▸ **WORK INSTRUCTION**
Print the listing below word for word, but drop any pictures it contains.

▸ **EXERCISE DATA**
-- Opening Marker --
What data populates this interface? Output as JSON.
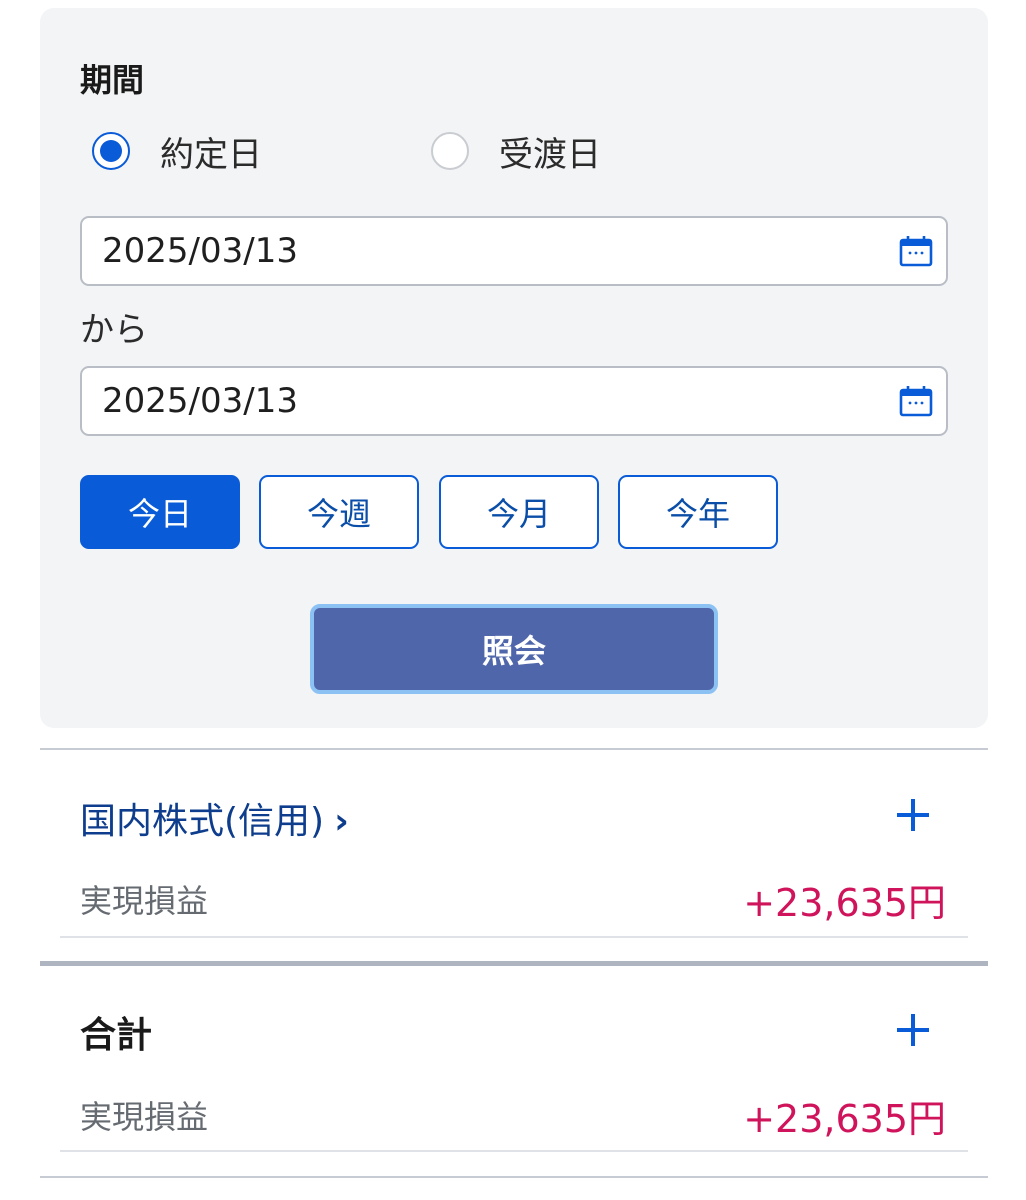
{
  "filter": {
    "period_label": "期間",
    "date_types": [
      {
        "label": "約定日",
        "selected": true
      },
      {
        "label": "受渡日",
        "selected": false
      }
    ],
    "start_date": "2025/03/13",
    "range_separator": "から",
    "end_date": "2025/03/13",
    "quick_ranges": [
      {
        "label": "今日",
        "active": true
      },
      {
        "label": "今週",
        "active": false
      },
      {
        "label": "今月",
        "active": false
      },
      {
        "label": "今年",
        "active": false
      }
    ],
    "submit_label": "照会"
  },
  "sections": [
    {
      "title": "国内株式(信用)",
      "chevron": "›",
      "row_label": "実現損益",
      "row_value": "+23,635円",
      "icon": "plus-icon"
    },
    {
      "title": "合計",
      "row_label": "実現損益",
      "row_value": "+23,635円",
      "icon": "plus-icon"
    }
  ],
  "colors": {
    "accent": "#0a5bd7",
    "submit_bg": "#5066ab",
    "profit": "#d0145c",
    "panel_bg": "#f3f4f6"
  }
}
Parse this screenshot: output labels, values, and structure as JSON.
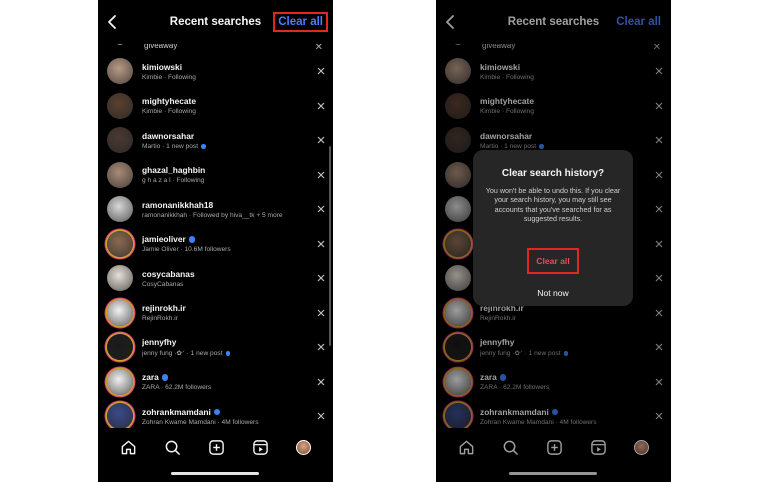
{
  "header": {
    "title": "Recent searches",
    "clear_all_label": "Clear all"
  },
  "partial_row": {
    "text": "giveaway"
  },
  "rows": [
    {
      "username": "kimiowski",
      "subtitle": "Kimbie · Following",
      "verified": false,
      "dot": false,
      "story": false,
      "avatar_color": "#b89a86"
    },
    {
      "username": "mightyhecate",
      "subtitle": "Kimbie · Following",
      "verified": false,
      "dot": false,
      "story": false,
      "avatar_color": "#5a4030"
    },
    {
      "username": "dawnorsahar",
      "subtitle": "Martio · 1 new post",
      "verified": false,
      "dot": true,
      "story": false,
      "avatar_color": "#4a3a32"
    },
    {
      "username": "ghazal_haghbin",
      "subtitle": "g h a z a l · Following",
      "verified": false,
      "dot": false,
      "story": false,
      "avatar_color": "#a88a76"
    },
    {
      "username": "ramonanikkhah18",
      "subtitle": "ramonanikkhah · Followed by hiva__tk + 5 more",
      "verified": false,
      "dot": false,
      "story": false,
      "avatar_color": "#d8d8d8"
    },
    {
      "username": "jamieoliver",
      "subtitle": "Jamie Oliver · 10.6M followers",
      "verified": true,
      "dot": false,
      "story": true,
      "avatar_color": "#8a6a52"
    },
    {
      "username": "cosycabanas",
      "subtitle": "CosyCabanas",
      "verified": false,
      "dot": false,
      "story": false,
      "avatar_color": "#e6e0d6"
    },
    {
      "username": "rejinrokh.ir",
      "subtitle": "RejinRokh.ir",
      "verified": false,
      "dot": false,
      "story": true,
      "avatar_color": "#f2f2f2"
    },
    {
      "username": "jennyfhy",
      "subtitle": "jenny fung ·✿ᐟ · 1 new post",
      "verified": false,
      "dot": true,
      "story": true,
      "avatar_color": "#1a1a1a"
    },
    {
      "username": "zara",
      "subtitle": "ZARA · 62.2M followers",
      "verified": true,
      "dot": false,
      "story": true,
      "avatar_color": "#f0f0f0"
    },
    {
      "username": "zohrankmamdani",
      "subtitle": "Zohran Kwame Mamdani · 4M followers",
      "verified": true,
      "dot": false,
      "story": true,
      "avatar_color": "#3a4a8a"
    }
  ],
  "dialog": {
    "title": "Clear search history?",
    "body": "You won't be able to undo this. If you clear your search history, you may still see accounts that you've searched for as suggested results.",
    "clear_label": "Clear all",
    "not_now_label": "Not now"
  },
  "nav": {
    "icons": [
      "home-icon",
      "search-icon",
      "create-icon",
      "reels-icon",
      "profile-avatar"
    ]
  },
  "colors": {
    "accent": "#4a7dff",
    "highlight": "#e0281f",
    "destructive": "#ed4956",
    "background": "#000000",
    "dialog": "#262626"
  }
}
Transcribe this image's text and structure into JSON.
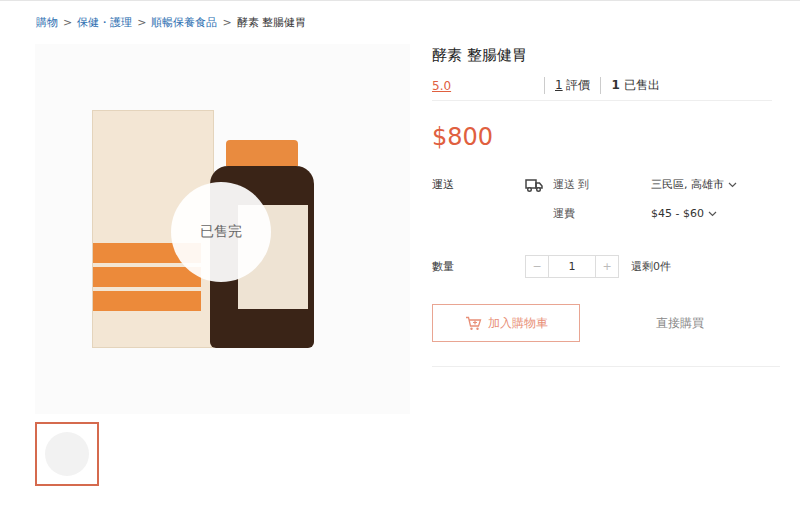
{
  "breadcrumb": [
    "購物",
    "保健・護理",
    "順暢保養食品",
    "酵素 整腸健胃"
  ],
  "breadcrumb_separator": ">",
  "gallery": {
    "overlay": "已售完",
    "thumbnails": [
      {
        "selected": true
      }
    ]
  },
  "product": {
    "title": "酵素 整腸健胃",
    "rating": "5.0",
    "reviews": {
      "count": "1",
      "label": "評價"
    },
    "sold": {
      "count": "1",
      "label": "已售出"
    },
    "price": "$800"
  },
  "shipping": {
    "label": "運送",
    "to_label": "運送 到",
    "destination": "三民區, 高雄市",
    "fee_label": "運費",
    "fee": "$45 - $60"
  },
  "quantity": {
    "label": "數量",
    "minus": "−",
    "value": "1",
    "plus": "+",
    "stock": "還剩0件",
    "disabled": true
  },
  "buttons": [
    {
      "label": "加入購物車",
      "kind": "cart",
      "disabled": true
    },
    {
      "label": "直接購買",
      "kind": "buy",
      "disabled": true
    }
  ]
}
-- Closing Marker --
▸ **WRITTEN SOLUTION**
What data populates this interface? Output as JSON.
{
  "filter": {
    "period_label": "期間",
    "date_types": [
      {
        "label": "約定日",
        "selected": true
      },
      {
        "label": "受渡日",
        "selected": false
      }
    ],
    "start_date": "2025/03/13",
    "range_separator": "から",
    "end_date": "2025/03/13",
    "quick_ranges": [
      {
        "label": "今日",
        "active": true
      },
      {
        "label": "今週",
        "active": false
      },
      {
        "label": "今月",
        "active": false
      },
      {
        "label": "今年",
        "active": false
      }
    ],
    "submit_label": "照会"
  },
  "sections": [
    {
      "title": "国内株式(信用)",
      "chevron": "›",
      "row_label": "実現損益",
      "row_value": "+23,635円",
      "icon": "plus-icon"
    },
    {
      "title": "合計",
      "row_label": "実現損益",
      "row_value": "+23,635円",
      "icon": "plus-icon"
    }
  ],
  "colors": {
    "accent": "#0a5bd7",
    "submit_bg": "#5066ab",
    "profit": "#d0145c",
    "panel_bg": "#f3f4f6"
  }
}
Parse this screenshot: output labels, values, and structure as JSON.
{
  "header": {
    "title": "Recent searches",
    "clear_all_label": "Clear all"
  },
  "partial_row": {
    "text": "giveaway"
  },
  "rows": [
    {
      "username": "kimiowski",
      "subtitle": "Kimbie · Following",
      "verified": false,
      "dot": false,
      "story": false,
      "avatar_color": "#b89a86"
    },
    {
      "username": "mightyhecate",
      "subtitle": "Kimbie · Following",
      "verified": false,
      "dot": false,
      "story": false,
      "avatar_color": "#5a4030"
    },
    {
      "username": "dawnorsahar",
      "subtitle": "Martio · 1 new post",
      "verified": false,
      "dot": true,
      "story": false,
      "avatar_color": "#4a3a32"
    },
    {
      "username": "ghazal_haghbin",
      "subtitle": "g h a z a l · Following",
      "verified": false,
      "dot": false,
      "story": false,
      "avatar_color": "#a88a76"
    },
    {
      "username": "ramonanikkhah18",
      "subtitle": "ramonanikkhah · Followed by hiva__tk + 5 more",
      "verified": false,
      "dot": false,
      "story": false,
      "avatar_color": "#d8d8d8"
    },
    {
      "username": "jamieoliver",
      "subtitle": "Jamie Oliver · 10.6M followers",
      "verified": true,
      "dot": false,
      "story": true,
      "avatar_color": "#8a6a52"
    },
    {
      "username": "cosycabanas",
      "subtitle": "CosyCabanas",
      "verified": false,
      "dot": false,
      "story": false,
      "avatar_color": "#e6e0d6"
    },
    {
      "username": "rejinrokh.ir",
      "subtitle": "RejinRokh.ir",
      "verified": false,
      "dot": false,
      "story": true,
      "avatar_color": "#f2f2f2"
    },
    {
      "username": "jennyfhy",
      "subtitle": "jenny fung ·✿ᐟ · 1 new post",
      "verified": false,
      "dot": true,
      "story": true,
      "avatar_color": "#1a1a1a"
    },
    {
      "username": "zara",
      "subtitle": "ZARA · 62.2M followers",
      "verified": true,
      "dot": false,
      "story": true,
      "avatar_color": "#f0f0f0"
    },
    {
      "username": "zohrankmamdani",
      "subtitle": "Zohran Kwame Mamdani · 4M followers",
      "verified": true,
      "dot": false,
      "story": true,
      "avatar_color": "#3a4a8a"
    }
  ],
  "dialog": {
    "title": "Clear search history?",
    "body": "You won't be able to undo this. If you clear your search history, you may still see accounts that you've searched for as suggested results.",
    "clear_label": "Clear all",
    "not_now_label": "Not now"
  },
  "nav": {
    "icons": [
      "home-icon",
      "search-icon",
      "create-icon",
      "reels-icon",
      "profile-avatar"
    ]
  },
  "colors": {
    "accent": "#4a7dff",
    "highlight": "#e0281f",
    "destructive": "#ed4956",
    "background": "#000000",
    "dialog": "#262626"
  }
}
Transcribe this image's text and structure into JSON.
{
  "breadcrumb": [
    "購物",
    "保健・護理",
    "順暢保養食品",
    "酵素 整腸健胃"
  ],
  "breadcrumb_separator": ">",
  "gallery": {
    "overlay": "已售完",
    "thumbnails": [
      {
        "selected": true
      }
    ]
  },
  "product": {
    "title": "酵素 整腸健胃",
    "rating": "5.0",
    "reviews": {
      "count": "1",
      "label": "評價"
    },
    "sold": {
      "count": "1",
      "label": "已售出"
    },
    "price": "$800"
  },
  "shipping": {
    "label": "運送",
    "to_label": "運送 到",
    "destination": "三民區, 高雄市",
    "fee_label": "運費",
    "fee": "$45 - $60"
  },
  "quantity": {
    "label": "數量",
    "minus": "−",
    "value": "1",
    "plus": "+",
    "stock": "還剩0件",
    "disabled": true
  },
  "buttons": [
    {
      "label": "加入購物車",
      "kind": "cart",
      "disabled": true
    },
    {
      "label": "直接購買",
      "kind": "buy",
      "disabled": true
    }
  ]
}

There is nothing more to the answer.